Visible Storage ? Study Center

Long-Term Installation, Luce Center for American Art, 5th Fl

The last phase in the creation of the Luce Center for American Art concludes with the opening of the 5,000 square-foot Visible Storage ? Study Center. The dense display of objects in the Visible Storage ? Study Center offers you an inside look at how museums work and provides a glimpse of the breadth and scope of the Brooklyn Museum's extensive American collections.

Art Exhibition previously on at Brooklyn Museum of Art in United States.
From Friday 01 January 2010 to Sunday 01 January 2012

Spacelander Bicycle image

Published by Brooklyn Museum on Tuesday 06 April 2010.
Contact the publisher.

As huge as the Museum’s building is, just a small fraction of the permanent collections can be displayed in its limited exhibition gallery space.

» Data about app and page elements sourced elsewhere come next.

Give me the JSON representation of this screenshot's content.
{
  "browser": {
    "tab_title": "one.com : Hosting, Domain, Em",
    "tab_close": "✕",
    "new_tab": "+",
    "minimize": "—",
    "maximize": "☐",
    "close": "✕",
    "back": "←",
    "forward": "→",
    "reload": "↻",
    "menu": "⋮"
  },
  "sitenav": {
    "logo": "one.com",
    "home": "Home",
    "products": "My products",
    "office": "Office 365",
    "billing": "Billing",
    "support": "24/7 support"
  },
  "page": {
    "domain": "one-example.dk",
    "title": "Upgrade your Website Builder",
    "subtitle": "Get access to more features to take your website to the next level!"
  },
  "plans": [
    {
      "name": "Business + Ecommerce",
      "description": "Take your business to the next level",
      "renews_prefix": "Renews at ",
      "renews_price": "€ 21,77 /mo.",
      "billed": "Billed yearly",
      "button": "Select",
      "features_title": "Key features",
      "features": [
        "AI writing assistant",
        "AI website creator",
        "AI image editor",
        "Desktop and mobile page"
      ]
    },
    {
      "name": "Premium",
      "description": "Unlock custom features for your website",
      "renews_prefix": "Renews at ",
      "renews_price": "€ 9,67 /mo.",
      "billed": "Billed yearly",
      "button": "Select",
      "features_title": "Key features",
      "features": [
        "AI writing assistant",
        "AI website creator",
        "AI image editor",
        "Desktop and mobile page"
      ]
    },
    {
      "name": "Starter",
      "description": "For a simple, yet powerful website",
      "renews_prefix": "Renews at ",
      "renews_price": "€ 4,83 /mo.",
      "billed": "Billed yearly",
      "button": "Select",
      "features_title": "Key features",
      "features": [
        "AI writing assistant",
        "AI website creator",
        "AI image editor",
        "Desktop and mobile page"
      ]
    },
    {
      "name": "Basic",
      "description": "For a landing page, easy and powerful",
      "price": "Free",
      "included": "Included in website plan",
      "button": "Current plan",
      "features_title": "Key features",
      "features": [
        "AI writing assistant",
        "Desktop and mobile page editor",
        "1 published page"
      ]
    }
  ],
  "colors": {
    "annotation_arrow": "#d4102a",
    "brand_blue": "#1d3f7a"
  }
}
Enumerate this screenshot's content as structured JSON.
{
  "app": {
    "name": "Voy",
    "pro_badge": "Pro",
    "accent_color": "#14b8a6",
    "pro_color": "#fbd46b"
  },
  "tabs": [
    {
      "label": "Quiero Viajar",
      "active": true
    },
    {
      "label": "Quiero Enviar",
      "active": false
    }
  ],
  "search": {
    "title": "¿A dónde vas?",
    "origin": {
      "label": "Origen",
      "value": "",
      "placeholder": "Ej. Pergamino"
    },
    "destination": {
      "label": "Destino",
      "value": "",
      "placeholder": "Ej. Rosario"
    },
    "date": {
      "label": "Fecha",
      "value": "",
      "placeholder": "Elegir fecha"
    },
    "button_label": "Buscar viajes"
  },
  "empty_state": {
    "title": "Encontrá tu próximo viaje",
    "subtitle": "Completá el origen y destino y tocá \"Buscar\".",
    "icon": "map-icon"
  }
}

Whereas only about 350 works are on view in the adjacent American Identities exhibition, this facility gives open access to some 2,000 of the many thousands of American objects held in storage, which are now available for viewing and research by students, scholars, and the general public.

The Visible Storage ? Study Center is a working Museum facility as much as other storerooms throughout the building that are not open to the public. As in the closed storerooms, the works held in Visible Storage are available for study, and maintained under proper conditions of temperature, humidity, and light levels. Two large, glass-walled bays in the Visible Storage ? Study Center contain nearly six hundred paintings from the permanent collection on rolling racks; the selection on view will be periodically rotated to provide an ever-changing array from the collection’s holdings. Large glass vitrines also put on view the majority of the Museum’s collection of historic (that is, pre-1945) American sculpture. Other vitrines contain a selection of objects from the American decorative arts collection: pewter, commemorative pressed glass, Tiffany glass and lamps, examples of contemporary industrial design and furniture, silver, eighteenth-century furniture, nineteenth-century seating furniture with original upholstery, and Brooklyn-made ceramics. There are also representative displays of Native American and Spanish colonial objects. Three areas are devoted to small special exhibitions that change periodically and provide focused examinations of different art historical themes or aspects of the permanent collections.

Although this is an operating storage facility rather than a conventional exhibition gallery, the exhibition planning team has designed it to welcome you and orient you to the resources in the facility. Selected “focus objects” are displayed on colored shelves, with texts offering additional information in booklets hanging from the cases. You will find focus objects in the cases, on the screens of paintings, and in small special exhibitions that highlight rotating selections of works on paper, decorative arts, paintings, and sculpture. There is also a searchable database, available in the Visible Storage ? Study Center and online, with detailed information about the objects. We invite you to explore the Brooklyn Museum’s great American collections through a tour of the display.